[PROBLEM REQUIREMENTS]
All of the records are to be reproduced exactly.

(Excerpts from an interface dataset)
━━━━━━

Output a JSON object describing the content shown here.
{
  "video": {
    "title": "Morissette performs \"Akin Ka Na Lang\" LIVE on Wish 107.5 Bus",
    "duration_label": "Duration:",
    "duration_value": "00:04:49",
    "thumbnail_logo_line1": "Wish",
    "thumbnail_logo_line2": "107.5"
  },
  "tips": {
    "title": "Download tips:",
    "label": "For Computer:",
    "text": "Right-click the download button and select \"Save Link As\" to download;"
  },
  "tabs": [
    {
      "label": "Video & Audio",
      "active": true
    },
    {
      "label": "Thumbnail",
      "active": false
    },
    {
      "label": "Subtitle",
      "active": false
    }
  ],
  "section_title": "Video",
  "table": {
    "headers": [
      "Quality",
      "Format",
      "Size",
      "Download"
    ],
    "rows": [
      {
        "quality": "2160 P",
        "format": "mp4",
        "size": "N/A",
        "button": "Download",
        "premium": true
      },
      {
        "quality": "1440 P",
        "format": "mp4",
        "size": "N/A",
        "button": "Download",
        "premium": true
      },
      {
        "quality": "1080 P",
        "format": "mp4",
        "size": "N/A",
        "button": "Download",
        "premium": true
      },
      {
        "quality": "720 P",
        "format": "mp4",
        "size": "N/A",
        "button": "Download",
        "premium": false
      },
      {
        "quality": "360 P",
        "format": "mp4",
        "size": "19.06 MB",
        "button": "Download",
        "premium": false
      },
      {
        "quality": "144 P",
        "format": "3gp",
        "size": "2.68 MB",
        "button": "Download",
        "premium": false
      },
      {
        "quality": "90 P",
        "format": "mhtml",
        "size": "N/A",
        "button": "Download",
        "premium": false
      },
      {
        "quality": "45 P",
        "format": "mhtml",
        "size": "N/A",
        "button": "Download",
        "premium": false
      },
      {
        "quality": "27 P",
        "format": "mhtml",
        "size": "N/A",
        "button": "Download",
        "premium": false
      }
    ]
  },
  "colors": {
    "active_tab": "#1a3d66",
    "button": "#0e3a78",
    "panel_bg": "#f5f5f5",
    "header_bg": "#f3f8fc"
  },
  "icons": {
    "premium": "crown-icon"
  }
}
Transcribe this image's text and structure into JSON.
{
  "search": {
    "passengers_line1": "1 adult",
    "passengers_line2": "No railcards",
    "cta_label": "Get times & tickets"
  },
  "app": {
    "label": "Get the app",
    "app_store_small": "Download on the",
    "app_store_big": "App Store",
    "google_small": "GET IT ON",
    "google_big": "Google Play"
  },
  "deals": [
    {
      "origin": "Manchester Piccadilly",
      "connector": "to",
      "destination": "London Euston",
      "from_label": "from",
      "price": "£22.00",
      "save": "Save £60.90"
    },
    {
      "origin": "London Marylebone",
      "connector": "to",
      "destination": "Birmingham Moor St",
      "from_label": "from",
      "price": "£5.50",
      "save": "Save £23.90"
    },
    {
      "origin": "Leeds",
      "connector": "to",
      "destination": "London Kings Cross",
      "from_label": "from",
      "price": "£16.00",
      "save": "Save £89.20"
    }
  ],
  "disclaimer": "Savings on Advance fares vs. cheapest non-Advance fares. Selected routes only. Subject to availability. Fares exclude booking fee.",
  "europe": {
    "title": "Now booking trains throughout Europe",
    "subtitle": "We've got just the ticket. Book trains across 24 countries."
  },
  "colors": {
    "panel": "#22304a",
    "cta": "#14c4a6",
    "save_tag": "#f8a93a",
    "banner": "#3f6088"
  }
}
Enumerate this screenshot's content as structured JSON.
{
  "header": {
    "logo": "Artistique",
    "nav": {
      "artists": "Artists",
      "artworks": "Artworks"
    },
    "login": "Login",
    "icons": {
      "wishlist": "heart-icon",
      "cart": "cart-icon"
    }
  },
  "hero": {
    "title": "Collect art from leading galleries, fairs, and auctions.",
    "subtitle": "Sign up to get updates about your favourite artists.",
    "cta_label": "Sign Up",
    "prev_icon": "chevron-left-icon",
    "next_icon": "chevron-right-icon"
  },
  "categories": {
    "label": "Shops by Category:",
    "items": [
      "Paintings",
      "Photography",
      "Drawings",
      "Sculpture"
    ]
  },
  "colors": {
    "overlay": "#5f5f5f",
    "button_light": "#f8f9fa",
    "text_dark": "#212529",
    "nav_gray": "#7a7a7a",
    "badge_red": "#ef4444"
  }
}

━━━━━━

[ANSWER BOX]
Output a JSON object describing the content shown here.
{
  "video": {
    "title": "Morissette performs \"Akin Ka Na Lang\" LIVE on Wish 107.5 Bus",
    "duration_label": "Duration:",
    "duration_value": "00:04:49",
    "thumbnail_logo_line1": "Wish",
    "thumbnail_logo_line2": "107.5"
  },
  "tips": {
    "title": "Download tips:",
    "label": "For Computer:",
    "text": "Right-click the download button and select \"Save Link As\" to download;"
  },
  "tabs": [
    {
      "label": "Video & Audio",
      "active": true
    },
    {
      "label": "Thumbnail",
      "active": false
    },
    {
      "label": "Subtitle",
      "active": false
    }
  ],
  "section_title": "Video",
  "table": {
    "headers": [
      "Quality",
      "Format",
      "Size",
      "Download"
    ],
    "rows": [
      {
        "quality": "2160 P",
        "format": "mp4",
        "size": "N/A",
        "button": "Download",
        "premium": true
      },
      {
        "quality": "1440 P",
        "format": "mp4",
        "size": "N/A",
        "button": "Download",
        "premium": true
      },
      {
        "quality": "1080 P",
        "format": "mp4",
        "size": "N/A",
        "button": "Download",
        "premium": true
      },
      {
        "quality": "720 P",
        "format": "mp4",
        "size": "N/A",
        "button": "Download",
        "premium": false
      },
      {
        "quality": "360 P",
        "format": "mp4",
        "size": "19.06 MB",
        "button": "Download",
        "premium": false
      },
      {
        "quality": "144 P",
        "format": "3gp",
        "size": "2.68 MB",
        "button": "Download",
        "premium": false
      },
      {
        "quality": "90 P",
        "format": "mhtml",
        "size": "N/A",
        "button": "Download",
        "premium": false
      },
      {
        "quality": "45 P",
        "format": "mhtml",
        "size": "N/A",
        "button": "Download",
        "premium": false
      },
      {
        "quality": "27 P",
        "format": "mhtml",
        "size": "N/A",
        "button": "Download",
        "premium": false
      }
    ]
  },
  "colors": {
    "active_tab": "#1a3d66",
    "button": "#0e3a78",
    "panel_bg": "#f5f5f5",
    "header_bg": "#f3f8fc"
  },
  "icons": {
    "premium": "crown-icon"
  }
}
Transcribe this image's text and structure into JSON.
{
  "search": {
    "passengers_line1": "1 adult",
    "passengers_line2": "No railcards",
    "cta_label": "Get times & tickets"
  },
  "app": {
    "label": "Get the app",
    "app_store_small": "Download on the",
    "app_store_big": "App Store",
    "google_small": "GET IT ON",
    "google_big": "Google Play"
  },
  "deals": [
    {
      "origin": "Manchester Piccadilly",
      "connector": "to",
      "destination": "London Euston",
      "from_label": "from",
      "price": "£22.00",
      "save": "Save £60.90"
    },
    {
      "origin": "London Marylebone",
      "connector": "to",
      "destination": "Birmingham Moor St",
      "from_label": "from",
      "price": "£5.50",
      "save": "Save £23.90"
    },
    {
      "origin": "Leeds",
      "connector": "to",
      "destination": "London Kings Cross",
      "from_label": "from",
      "price": "£16.00",
      "save": "Save £89.20"
    }
  ],
  "disclaimer": "Savings on Advance fares vs. cheapest non-Advance fares. Selected routes only. Subject to availability. Fares exclude booking fee.",
  "europe": {
    "title": "Now booking trains throughout Europe",
    "subtitle": "We've got just the ticket. Book trains across 24 countries."
  },
  "colors": {
    "panel": "#22304a",
    "cta": "#14c4a6",
    "save_tag": "#f8a93a",
    "banner": "#3f6088"
  }
}
Enumerate this screenshot's content as structured JSON.
{
  "header": {
    "logo": "Artistique",
    "nav": {
      "artists": "Artists",
      "artworks": "Artworks"
    },
    "login": "Login",
    "icons": {
      "wishlist": "heart-icon",
      "cart": "cart-icon"
    }
  },
  "hero": {
    "title": "Collect art from leading galleries, fairs, and auctions.",
    "subtitle": "Sign up to get updates about your favourite artists.",
    "cta_label": "Sign Up",
    "prev_icon": "chevron-left-icon",
    "next_icon": "chevron-right-icon"
  },
  "categories": {
    "label": "Shops by Category:",
    "items": [
      "Paintings",
      "Photography",
      "Drawings",
      "Sculpture"
    ]
  },
  "colors": {
    "overlay": "#5f5f5f",
    "button_light": "#f8f9fa",
    "text_dark": "#212529",
    "nav_gray": "#7a7a7a",
    "badge_red": "#ef4444"
  }
}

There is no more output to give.